The Fall Of Hyperion by Dan Simmons (1990) 517p.
The first book I read this year was Dan Simmons’ Hyperion, an excellent science fiction space opera written as a homage to Canterbury’s Tales, with seven pilgrims sharing stories while travelling towards a fateful meeting with a mysterious killing machine called the Shrike, on the verge of an intergalatic war. It was one of the best science fiction novels I read in a long time, and the only flaw was its extremely frustrating non-ending.
Apparently The Fall Of Hyperion was originally meant to be meshed with Hyperion as one book, but they were split up for publishing purposes. I don’t see why, since they’re both only about 500 pages long and no self-respecting sci-fi fan will shirk at a book that’s 1000 pages long, but whatever. The Fall of Hyperion picks up directly where Hyperion left off, and it’s just as enjoyable as its predecessor.
Forced to abandon the Canterbury Tales motif, Simmons instead expands the scope of the story. Hyperion featured seven lonely pilgrims on a near-deserted world, their journey ominous and foreboding, with only their past-tense stories serving to show the reader the outside world. The Fall Of Hyperion shows much more; Simmons introduces a somewhat omniscient first-person narrator who is also a character, a technique which could have been annoying but is salvaged by the fact that he’s a very likeable character. He’s also closely entwined with the Hegemony government, and so we see the inner workings of the senate and the cabinet and the war ministry as they scramble to protect their interstellar empire from imminent doom. There are some truly epic scenes in this book, including the destruction of entire planets; after crafting a science fiction universe with such care in Hyperion, Simmons now wreaks havoc upon it, which makes for gripping reading. There are also a number of plot twists I didn’t see coming, which is always pleasant.

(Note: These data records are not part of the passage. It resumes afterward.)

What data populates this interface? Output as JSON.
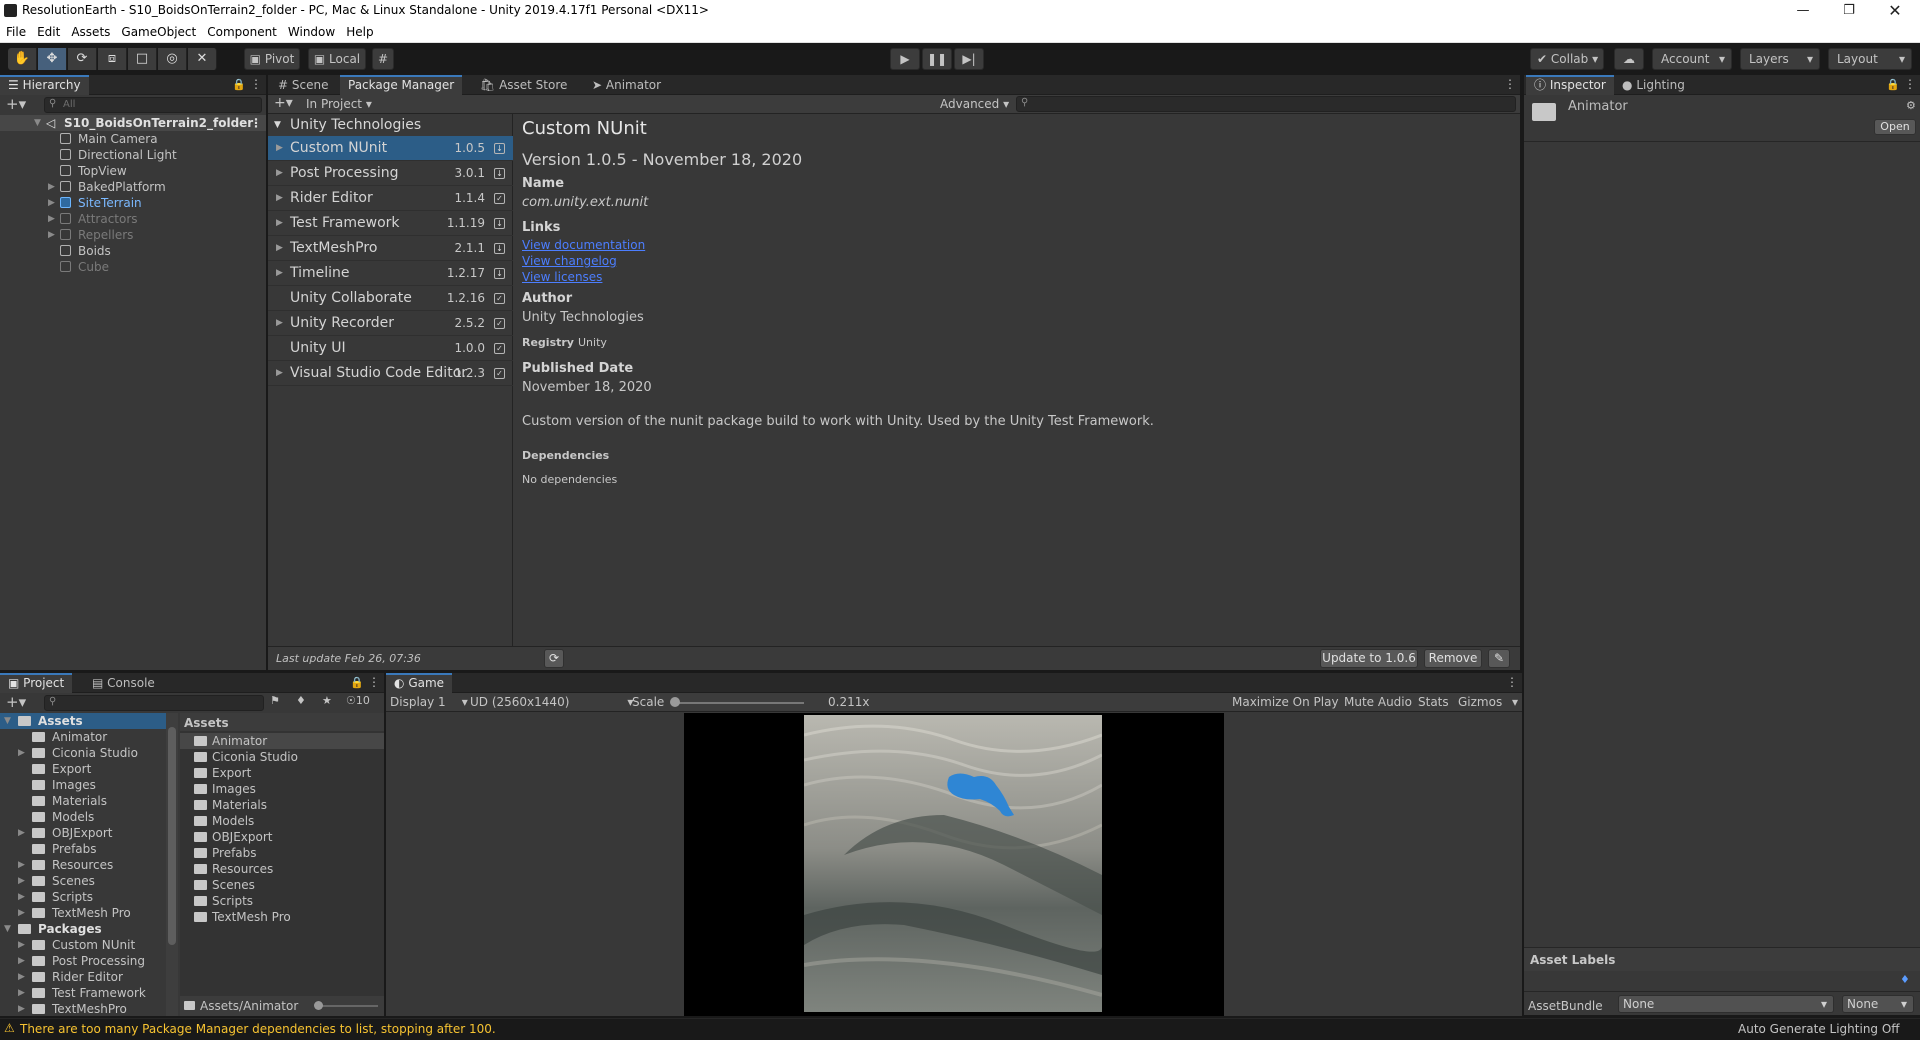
{
  "title": "ResolutionEarth - S10_BoidsOnTerrain2_folder - PC, Mac & Linux Standalone - Unity 2019.4.17f1 Personal <DX11>",
  "menu": [
    "File",
    "Edit",
    "Assets",
    "GameObject",
    "Component",
    "Window",
    "Help"
  ],
  "toolbar": {
    "pivot": "Pivot",
    "local": "Local",
    "collab": "Collab",
    "account": "Account",
    "layers": "Layers",
    "layout": "Layout"
  },
  "hierarchy": {
    "tab": "Hierarchy",
    "search_placeholder": "All",
    "scene": "S10_BoidsOnTerrain2_folder",
    "items": [
      {
        "label": "Main Camera",
        "state": "normal"
      },
      {
        "label": "Directional Light",
        "state": "normal"
      },
      {
        "label": "TopView",
        "state": "normal"
      },
      {
        "label": "BakedPlatform",
        "state": "normal"
      },
      {
        "label": "SiteTerrain",
        "state": "prefab"
      },
      {
        "label": "Attractors",
        "state": "disabled"
      },
      {
        "label": "Repellers",
        "state": "disabled"
      },
      {
        "label": "Boids",
        "state": "normal"
      },
      {
        "label": "Cube",
        "state": "disabled"
      }
    ]
  },
  "center_tabs": [
    "Scene",
    "Package Manager",
    "Asset Store",
    "Animator"
  ],
  "package_manager": {
    "filter": "In Project",
    "advanced": "Advanced",
    "group": "Unity Technologies",
    "packages": [
      {
        "name": "Custom NUnit",
        "version": "1.0.5",
        "selected": true
      },
      {
        "name": "Post Processing",
        "version": "3.0.1"
      },
      {
        "name": "Rider Editor",
        "version": "1.1.4"
      },
      {
        "name": "Test Framework",
        "version": "1.1.19"
      },
      {
        "name": "TextMeshPro",
        "version": "2.1.1"
      },
      {
        "name": "Timeline",
        "version": "1.2.17"
      },
      {
        "name": "Unity Collaborate",
        "version": "1.2.16"
      },
      {
        "name": "Unity Recorder",
        "version": "2.5.2"
      },
      {
        "name": "Unity UI",
        "version": "1.0.0"
      },
      {
        "name": "Visual Studio Code Editor",
        "version": "1.2.3"
      }
    ],
    "last_update": "Last update Feb 26, 07:36",
    "detail": {
      "title": "Custom NUnit",
      "version_line": "Version 1.0.5 - November 18, 2020",
      "name_label": "Name",
      "name_value": "com.unity.ext.nunit",
      "links_label": "Links",
      "link_doc": "View documentation",
      "link_changelog": "View changelog",
      "link_licenses": "View licenses",
      "author_label": "Author",
      "author_value": "Unity Technologies",
      "registry_label": "Registry",
      "registry_value": "Unity",
      "published_label": "Published Date",
      "published_value": "November 18,  2020",
      "description": "Custom version of the nunit package build to work with Unity. Used by the Unity Test Framework.",
      "deps_label": "Dependencies",
      "deps_value": "No dependencies",
      "update_btn": "Update to 1.0.6",
      "remove_btn": "Remove"
    }
  },
  "inspector": {
    "tab_inspector": "Inspector",
    "tab_lighting": "Lighting",
    "asset_name": "Animator",
    "open_btn": "Open",
    "asset_labels": "Asset Labels",
    "assetbundle_label": "AssetBundle",
    "assetbundle_value": "None",
    "variant_value": "None"
  },
  "project": {
    "tab_project": "Project",
    "tab_console": "Console",
    "hidden_count": "10",
    "tree": [
      {
        "label": "Assets",
        "level": 0,
        "bold": true,
        "selected": true
      },
      {
        "label": "Animator",
        "level": 1
      },
      {
        "label": "Ciconia Studio",
        "level": 1,
        "arrow": true
      },
      {
        "label": "Export",
        "level": 1
      },
      {
        "label": "Images",
        "level": 1
      },
      {
        "label": "Materials",
        "level": 1
      },
      {
        "label": "Models",
        "level": 1
      },
      {
        "label": "OBJExport",
        "level": 1,
        "arrow": true
      },
      {
        "label": "Prefabs",
        "level": 1
      },
      {
        "label": "Resources",
        "level": 1,
        "arrow": true
      },
      {
        "label": "Scenes",
        "level": 1,
        "arrow": true
      },
      {
        "label": "Scripts",
        "level": 1,
        "arrow": true
      },
      {
        "label": "TextMesh Pro",
        "level": 1,
        "arrow": true
      },
      {
        "label": "Packages",
        "level": 0,
        "bold": true
      },
      {
        "label": "Custom NUnit",
        "level": 1,
        "arrow": true
      },
      {
        "label": "Post Processing",
        "level": 1,
        "arrow": true
      },
      {
        "label": "Rider Editor",
        "level": 1,
        "arrow": true
      },
      {
        "label": "Test Framework",
        "level": 1,
        "arrow": true
      },
      {
        "label": "TextMeshPro",
        "level": 1,
        "arrow": true
      }
    ],
    "assets_header": "Assets",
    "assets": [
      "Animator",
      "Ciconia Studio",
      "Export",
      "Images",
      "Materials",
      "Models",
      "OBJExport",
      "Prefabs",
      "Resources",
      "Scenes",
      "Scripts",
      "TextMesh Pro"
    ],
    "path": "Assets/Animator"
  },
  "game": {
    "tab": "Game",
    "display": "Display 1",
    "resolution": "UD (2560x1440)",
    "scale_label": "Scale",
    "scale_value": "0.211x",
    "maximize": "Maximize On Play",
    "mute": "Mute Audio",
    "stats": "Stats",
    "gizmos": "Gizmos"
  },
  "status": {
    "warning": "There are too many Package Manager dependencies to list, stopping after 100.",
    "right": "Auto Generate Lighting Off"
  },
  "colors": {
    "accent": "#3a79bb",
    "selection": "#2c5d87",
    "link": "#4c7eff",
    "warning": "#f7c331"
  }
}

There are some occasional awkward moments; Simmons seems determined to shoehorn as many Keats poems into the novel as possible, which is fine when they come from the pilgrim who’s a professional poet, but no so much coming from a religious scholar. Some of the characters from Hyperion don’t get as much of a look-in this time around, and there’s also a fair amount of religious/metaphysical/philosophical meandering, which I could see putting some people off.
None of this, however, detracted from my overall enjoyment of the book. The Fall Of Hyperion is an excellent novel and a worthy sequel to Hyperion, most importantly because it gives the reader the conclusion that Hyperion so frustratingly lacked.